Using the data below, count the lines that carry the string "JSON" and write only the count.

[Web page and app entries]
====
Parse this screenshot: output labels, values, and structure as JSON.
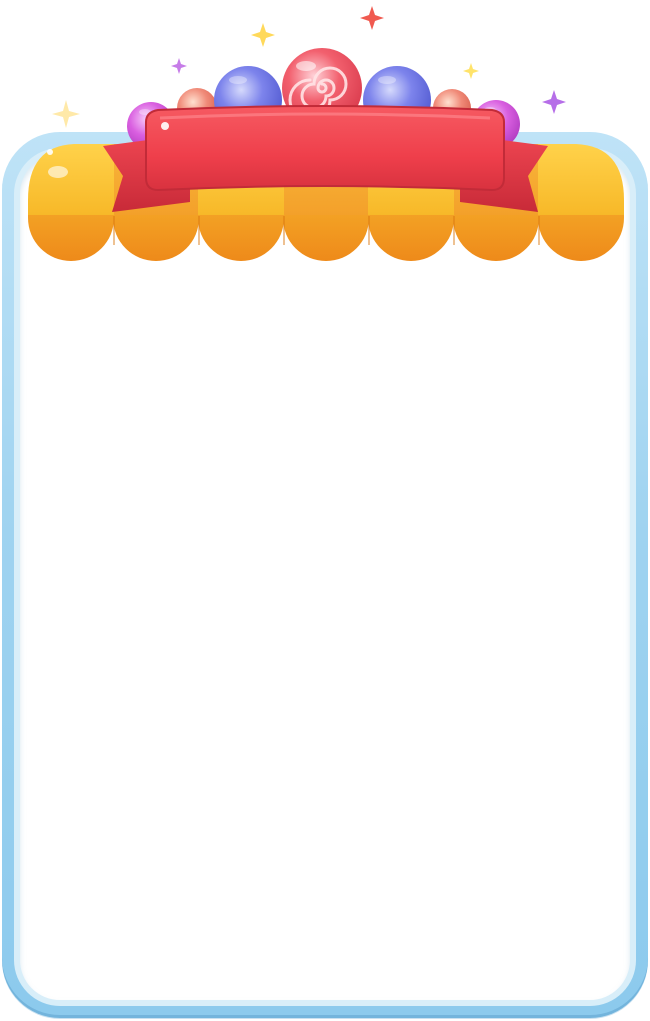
{
  "scene": {
    "type": "candy-themed popup frame",
    "title_text": "",
    "body_text": "",
    "colors": {
      "frame_blue": "#9fd3f0",
      "frame_light": "#d8eef9",
      "panel": "#ffffff",
      "awning_yellow": "#f9be2a",
      "awning_orange": "#f0921d",
      "ribbon_red": "#f0434d",
      "ribbon_dark": "#c22b38",
      "candy_pink": "#f2606e",
      "candy_blue": "#7d84ec",
      "candy_magenta": "#d95fe0"
    },
    "decorations": {
      "awning_scallop_count": 7,
      "candy_count": 7,
      "sparkle_count": 7,
      "icons": [
        "swirl-lollipop-icon",
        "candy-ball-icon",
        "sparkle-icon",
        "ribbon-banner"
      ]
    }
  }
}
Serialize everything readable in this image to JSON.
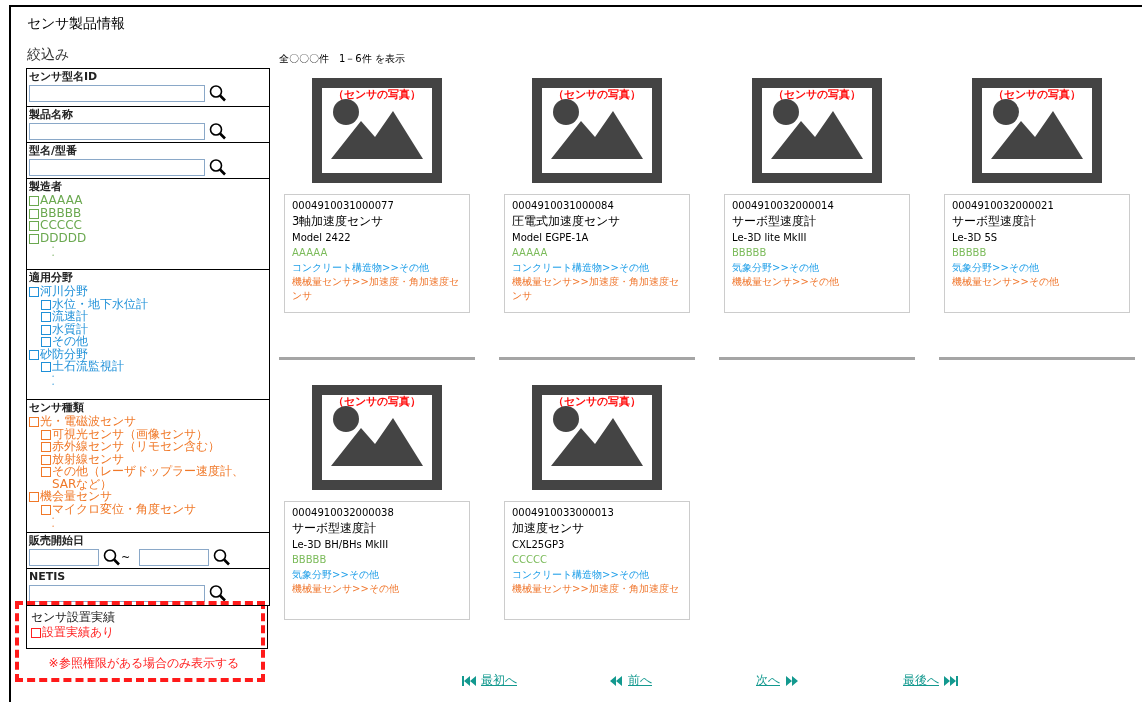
{
  "page_title": "センサ製品情報",
  "filter": {
    "heading": "絞込み",
    "sections": [
      {
        "kind": "text",
        "label": "センサ型名ID"
      },
      {
        "kind": "text",
        "label": "製品名称"
      },
      {
        "kind": "text",
        "label": "型名/型番"
      },
      {
        "kind": "checklist",
        "label": "製造者",
        "color": "#6aa84f",
        "items": [
          {
            "label": "AAAAA",
            "checked": false
          },
          {
            "label": "BBBBB",
            "checked": false
          },
          {
            "label": "CCCCC",
            "checked": false
          },
          {
            "label": "DDDDD",
            "checked": false
          }
        ],
        "more": [
          "・",
          "・"
        ]
      },
      {
        "kind": "checklist",
        "label": "適用分野",
        "color": "#1e90d8",
        "items": [
          {
            "label": "河川分野",
            "checked": false,
            "children": [
              {
                "label": "水位・地下水位計",
                "checked": false
              },
              {
                "label": "流速計",
                "checked": false
              },
              {
                "label": "水質計",
                "checked": false
              },
              {
                "label": "その他",
                "checked": false
              }
            ]
          },
          {
            "label": "砂防分野",
            "checked": false,
            "children": [
              {
                "label": "土石流監視計",
                "checked": false
              }
            ]
          }
        ],
        "more": [
          "・",
          "・"
        ]
      },
      {
        "kind": "checklist",
        "label": "センサ種類",
        "color": "#f07828",
        "items": [
          {
            "label": "光・電磁波センサ",
            "checked": false,
            "children": [
              {
                "label": "可視光センサ（画像センサ）",
                "checked": false
              },
              {
                "label": "赤外線センサ（リモセン含む）",
                "checked": false
              },
              {
                "label": "放射線センサ",
                "checked": false
              },
              {
                "label": "その他（レーザドップラー速度計、SARなど）",
                "checked": false
              }
            ]
          },
          {
            "label": "機会量センサ",
            "checked": false,
            "children": [
              {
                "label": "マイクロ変位・角度センサ",
                "checked": false
              }
            ]
          }
        ],
        "more": [
          "・",
          "・"
        ]
      },
      {
        "kind": "date_range",
        "label": "販売開始日",
        "separator": "~"
      },
      {
        "kind": "text",
        "label": "NETIS"
      }
    ],
    "restricted": {
      "label": "センサ設置実績",
      "color": "#ff2020",
      "items": [
        {
          "label": "設置実績あり",
          "checked": false
        }
      ],
      "note": "※参照権限がある場合のみ表示する"
    }
  },
  "result_count": "全〇〇〇件　1－6件 を表示",
  "products": [
    {
      "photo_label": "（センサの写真）",
      "id": "0004910031000077",
      "name": "3軸加速度センサ",
      "model": "Model 2422",
      "maker": "AAAAA",
      "field": "コンクリート構造物>>その他",
      "type": "機械量センサ>>加速度・角加速度センサ"
    },
    {
      "photo_label": "（センサの写真）",
      "id": "0004910031000084",
      "name": "圧電式加速度センサ",
      "model": "Model EGPE-1A",
      "maker": "AAAAA",
      "field": "コンクリート構造物>>その他",
      "type": "機械量センサ>>加速度・角加速度センサ"
    },
    {
      "photo_label": "（センサの写真）",
      "id": "0004910032000014",
      "name": "サーボ型速度計",
      "model": "Le-3D  lite MkIII",
      "maker": "BBBBB",
      "field": "気象分野>>その他",
      "type": "機械量センサ>>その他"
    },
    {
      "photo_label": "（センサの写真）",
      "id": "0004910032000021",
      "name": "サーボ型速度計",
      "model": "Le-3D 5S",
      "maker": "BBBBB",
      "field": "気象分野>>その他",
      "type": "機械量センサ>>その他"
    },
    {
      "photo_label": "（センサの写真）",
      "id": "0004910032000038",
      "name": "サーボ型速度計",
      "model": "Le-3D BH/BHs MkIII",
      "maker": "BBBBB",
      "field": "気象分野>>その他",
      "type": "機械量センサ>>その他"
    },
    {
      "photo_label": "（センサの写真）",
      "id": "0004910033000013",
      "name": "加速度センサ",
      "model": "CXL25GP3",
      "maker": "CCCCC",
      "field": "コンクリート構造物>>その他",
      "type": "機械量センサ>>加速度・角加速度セ"
    }
  ],
  "pagination": [
    {
      "label": "最初へ",
      "kind": "first"
    },
    {
      "label": "前へ",
      "kind": "prev"
    },
    {
      "label": "次へ",
      "kind": "next"
    },
    {
      "label": "最後へ",
      "kind": "last"
    }
  ]
}
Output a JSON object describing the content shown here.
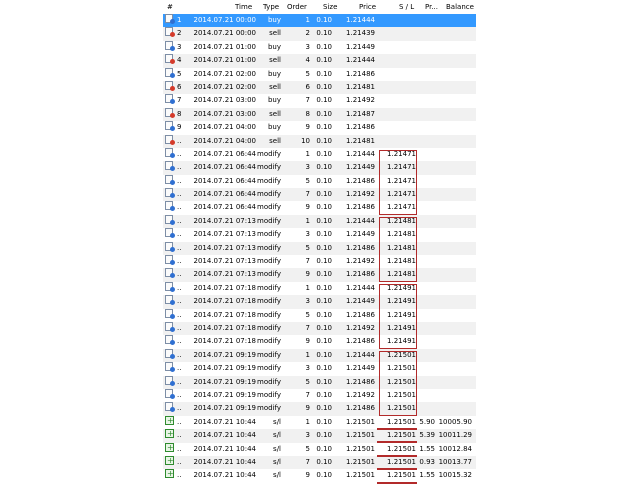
{
  "columns": [
    "#",
    "Time",
    "Type",
    "Order",
    "Size",
    "Price",
    "S / L",
    "Pr...",
    "Balance"
  ],
  "rows": [
    {
      "num": "1",
      "time": "2014.07.21 00:00",
      "type": "buy",
      "order": "1",
      "size": "0.10",
      "price": "1.21444",
      "sl": "",
      "profit": "",
      "balance": "",
      "icon": "buy"
    },
    {
      "num": "2",
      "time": "2014.07.21 00:00",
      "type": "sell",
      "order": "2",
      "size": "0.10",
      "price": "1.21439",
      "sl": "",
      "profit": "",
      "balance": "",
      "icon": "sell"
    },
    {
      "num": "3",
      "time": "2014.07.21 01:00",
      "type": "buy",
      "order": "3",
      "size": "0.10",
      "price": "1.21449",
      "sl": "",
      "profit": "",
      "balance": "",
      "icon": "buy"
    },
    {
      "num": "4",
      "time": "2014.07.21 01:00",
      "type": "sell",
      "order": "4",
      "size": "0.10",
      "price": "1.21444",
      "sl": "",
      "profit": "",
      "balance": "",
      "icon": "sell"
    },
    {
      "num": "5",
      "time": "2014.07.21 02:00",
      "type": "buy",
      "order": "5",
      "size": "0.10",
      "price": "1.21486",
      "sl": "",
      "profit": "",
      "balance": "",
      "icon": "buy"
    },
    {
      "num": "6",
      "time": "2014.07.21 02:00",
      "type": "sell",
      "order": "6",
      "size": "0.10",
      "price": "1.21481",
      "sl": "",
      "profit": "",
      "balance": "",
      "icon": "sell"
    },
    {
      "num": "7",
      "time": "2014.07.21 03:00",
      "type": "buy",
      "order": "7",
      "size": "0.10",
      "price": "1.21492",
      "sl": "",
      "profit": "",
      "balance": "",
      "icon": "buy"
    },
    {
      "num": "8",
      "time": "2014.07.21 03:00",
      "type": "sell",
      "order": "8",
      "size": "0.10",
      "price": "1.21487",
      "sl": "",
      "profit": "",
      "balance": "",
      "icon": "sell"
    },
    {
      "num": "9",
      "time": "2014.07.21 04:00",
      "type": "buy",
      "order": "9",
      "size": "0.10",
      "price": "1.21486",
      "sl": "",
      "profit": "",
      "balance": "",
      "icon": "buy"
    },
    {
      "num": "..",
      "time": "2014.07.21 04:00",
      "type": "sell",
      "order": "10",
      "size": "0.10",
      "price": "1.21481",
      "sl": "",
      "profit": "",
      "balance": "",
      "icon": "sell"
    },
    {
      "num": "..",
      "time": "2014.07.21 06:44",
      "type": "modify",
      "order": "1",
      "size": "0.10",
      "price": "1.21444",
      "sl": "1.21471",
      "profit": "",
      "balance": "",
      "icon": "mod"
    },
    {
      "num": "..",
      "time": "2014.07.21 06:44",
      "type": "modify",
      "order": "3",
      "size": "0.10",
      "price": "1.21449",
      "sl": "1.21471",
      "profit": "",
      "balance": "",
      "icon": "mod"
    },
    {
      "num": "..",
      "time": "2014.07.21 06:44",
      "type": "modify",
      "order": "5",
      "size": "0.10",
      "price": "1.21486",
      "sl": "1.21471",
      "profit": "",
      "balance": "",
      "icon": "mod"
    },
    {
      "num": "..",
      "time": "2014.07.21 06:44",
      "type": "modify",
      "order": "7",
      "size": "0.10",
      "price": "1.21492",
      "sl": "1.21471",
      "profit": "",
      "balance": "",
      "icon": "mod"
    },
    {
      "num": "..",
      "time": "2014.07.21 06:44",
      "type": "modify",
      "order": "9",
      "size": "0.10",
      "price": "1.21486",
      "sl": "1.21471",
      "profit": "",
      "balance": "",
      "icon": "mod"
    },
    {
      "num": "..",
      "time": "2014.07.21 07:13",
      "type": "modify",
      "order": "1",
      "size": "0.10",
      "price": "1.21444",
      "sl": "1.21481",
      "profit": "",
      "balance": "",
      "icon": "mod"
    },
    {
      "num": "..",
      "time": "2014.07.21 07:13",
      "type": "modify",
      "order": "3",
      "size": "0.10",
      "price": "1.21449",
      "sl": "1.21481",
      "profit": "",
      "balance": "",
      "icon": "mod"
    },
    {
      "num": "..",
      "time": "2014.07.21 07:13",
      "type": "modify",
      "order": "5",
      "size": "0.10",
      "price": "1.21486",
      "sl": "1.21481",
      "profit": "",
      "balance": "",
      "icon": "mod"
    },
    {
      "num": "..",
      "time": "2014.07.21 07:13",
      "type": "modify",
      "order": "7",
      "size": "0.10",
      "price": "1.21492",
      "sl": "1.21481",
      "profit": "",
      "balance": "",
      "icon": "mod"
    },
    {
      "num": "..",
      "time": "2014.07.21 07:13",
      "type": "modify",
      "order": "9",
      "size": "0.10",
      "price": "1.21486",
      "sl": "1.21481",
      "profit": "",
      "balance": "",
      "icon": "mod"
    },
    {
      "num": "..",
      "time": "2014.07.21 07:18",
      "type": "modify",
      "order": "1",
      "size": "0.10",
      "price": "1.21444",
      "sl": "1.21491",
      "profit": "",
      "balance": "",
      "icon": "mod"
    },
    {
      "num": "..",
      "time": "2014.07.21 07:18",
      "type": "modify",
      "order": "3",
      "size": "0.10",
      "price": "1.21449",
      "sl": "1.21491",
      "profit": "",
      "balance": "",
      "icon": "mod"
    },
    {
      "num": "..",
      "time": "2014.07.21 07:18",
      "type": "modify",
      "order": "5",
      "size": "0.10",
      "price": "1.21486",
      "sl": "1.21491",
      "profit": "",
      "balance": "",
      "icon": "mod"
    },
    {
      "num": "..",
      "time": "2014.07.21 07:18",
      "type": "modify",
      "order": "7",
      "size": "0.10",
      "price": "1.21492",
      "sl": "1.21491",
      "profit": "",
      "balance": "",
      "icon": "mod"
    },
    {
      "num": "..",
      "time": "2014.07.21 07:18",
      "type": "modify",
      "order": "9",
      "size": "0.10",
      "price": "1.21486",
      "sl": "1.21491",
      "profit": "",
      "balance": "",
      "icon": "mod"
    },
    {
      "num": "..",
      "time": "2014.07.21 09:19",
      "type": "modify",
      "order": "1",
      "size": "0.10",
      "price": "1.21444",
      "sl": "1.21501",
      "profit": "",
      "balance": "",
      "icon": "mod"
    },
    {
      "num": "..",
      "time": "2014.07.21 09:19",
      "type": "modify",
      "order": "3",
      "size": "0.10",
      "price": "1.21449",
      "sl": "1.21501",
      "profit": "",
      "balance": "",
      "icon": "mod"
    },
    {
      "num": "..",
      "time": "2014.07.21 09:19",
      "type": "modify",
      "order": "5",
      "size": "0.10",
      "price": "1.21486",
      "sl": "1.21501",
      "profit": "",
      "balance": "",
      "icon": "mod"
    },
    {
      "num": "..",
      "time": "2014.07.21 09:19",
      "type": "modify",
      "order": "7",
      "size": "0.10",
      "price": "1.21492",
      "sl": "1.21501",
      "profit": "",
      "balance": "",
      "icon": "mod"
    },
    {
      "num": "..",
      "time": "2014.07.21 09:19",
      "type": "modify",
      "order": "9",
      "size": "0.10",
      "price": "1.21486",
      "sl": "1.21501",
      "profit": "",
      "balance": "",
      "icon": "mod"
    },
    {
      "num": "..",
      "time": "2014.07.21 10:44",
      "type": "s/l",
      "order": "1",
      "size": "0.10",
      "price": "1.21501",
      "sl": "1.21501",
      "profit": "5.90",
      "balance": "10005.90",
      "icon": "sl"
    },
    {
      "num": "..",
      "time": "2014.07.21 10:44",
      "type": "s/l",
      "order": "3",
      "size": "0.10",
      "price": "1.21501",
      "sl": "1.21501",
      "profit": "5.39",
      "balance": "10011.29",
      "icon": "sl"
    },
    {
      "num": "..",
      "time": "2014.07.21 10:44",
      "type": "s/l",
      "order": "5",
      "size": "0.10",
      "price": "1.21501",
      "sl": "1.21501",
      "profit": "1.55",
      "balance": "10012.84",
      "icon": "sl"
    },
    {
      "num": "..",
      "time": "2014.07.21 10:44",
      "type": "s/l",
      "order": "7",
      "size": "0.10",
      "price": "1.21501",
      "sl": "1.21501",
      "profit": "0.93",
      "balance": "10013.77",
      "icon": "sl"
    },
    {
      "num": "..",
      "time": "2014.07.21 10:44",
      "type": "s/l",
      "order": "9",
      "size": "0.10",
      "price": "1.21501",
      "sl": "1.21501",
      "profit": "1.55",
      "balance": "10015.32",
      "icon": "sl"
    }
  ],
  "colors": {
    "selected_row": "#3399ff",
    "highlight": "#b22a2a",
    "stripe": "#f1f1f1"
  }
}
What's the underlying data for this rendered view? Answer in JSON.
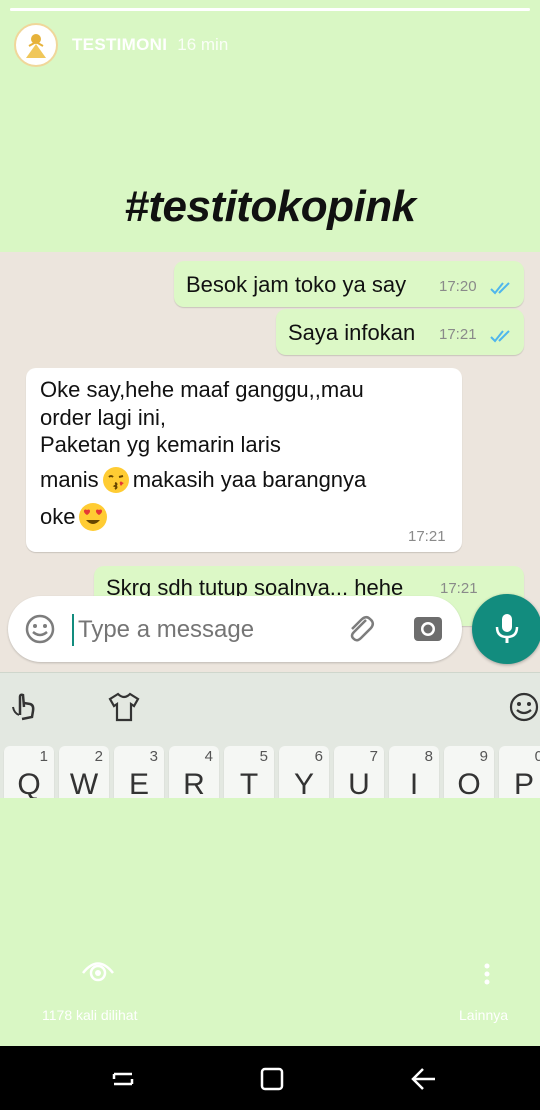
{
  "story": {
    "user": "TESTIMONI",
    "time_ago": "16 min",
    "title": "#testitokopink",
    "progress": 1.0
  },
  "chat": {
    "messages": [
      {
        "direction": "out",
        "text": "Besok jam toko ya say",
        "time": "17:20",
        "read": true
      },
      {
        "direction": "out",
        "text": "Saya infokan",
        "time": "17:21",
        "read": true
      },
      {
        "direction": "in",
        "lines": [
          "Oke say,hehe maaf ganggu,,mau",
          "order lagi ini,",
          "Paketan yg kemarin laris",
          "manis",
          "makasih yaa barangnya",
          "oke"
        ],
        "time": "17:21"
      },
      {
        "direction": "out",
        "text": "Skrg sdh tutup soalnya... hehe",
        "time": "17:21"
      }
    ],
    "input_placeholder": "Type a message"
  },
  "keyboard": {
    "keys": [
      {
        "num": "1",
        "ch": "Q"
      },
      {
        "num": "2",
        "ch": "W"
      },
      {
        "num": "3",
        "ch": "E"
      },
      {
        "num": "4",
        "ch": "R"
      },
      {
        "num": "5",
        "ch": "T"
      },
      {
        "num": "6",
        "ch": "Y"
      },
      {
        "num": "7",
        "ch": "U"
      },
      {
        "num": "8",
        "ch": "I"
      },
      {
        "num": "9",
        "ch": "O"
      },
      {
        "num": "0",
        "ch": "P"
      }
    ]
  },
  "footer": {
    "views": "1178 kali dilihat",
    "more": "Lainnya"
  },
  "colors": {
    "story_bg": "#d9f7c4",
    "chat_bg": "#ece5dd",
    "outgoing_bubble": "#dcf8c6",
    "read_ticks": "#4fb6ec",
    "mic_button": "#128c7e"
  },
  "icons": [
    "avatar-icon",
    "emoji-icon",
    "attach-icon",
    "camera-icon",
    "mic-icon",
    "gesture-icon",
    "shirt-icon",
    "smiley-icon",
    "eye-icon",
    "more-icon",
    "nav-recents-icon",
    "nav-home-icon",
    "nav-back-icon"
  ]
}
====
RESPONSE TO THE TASK: 4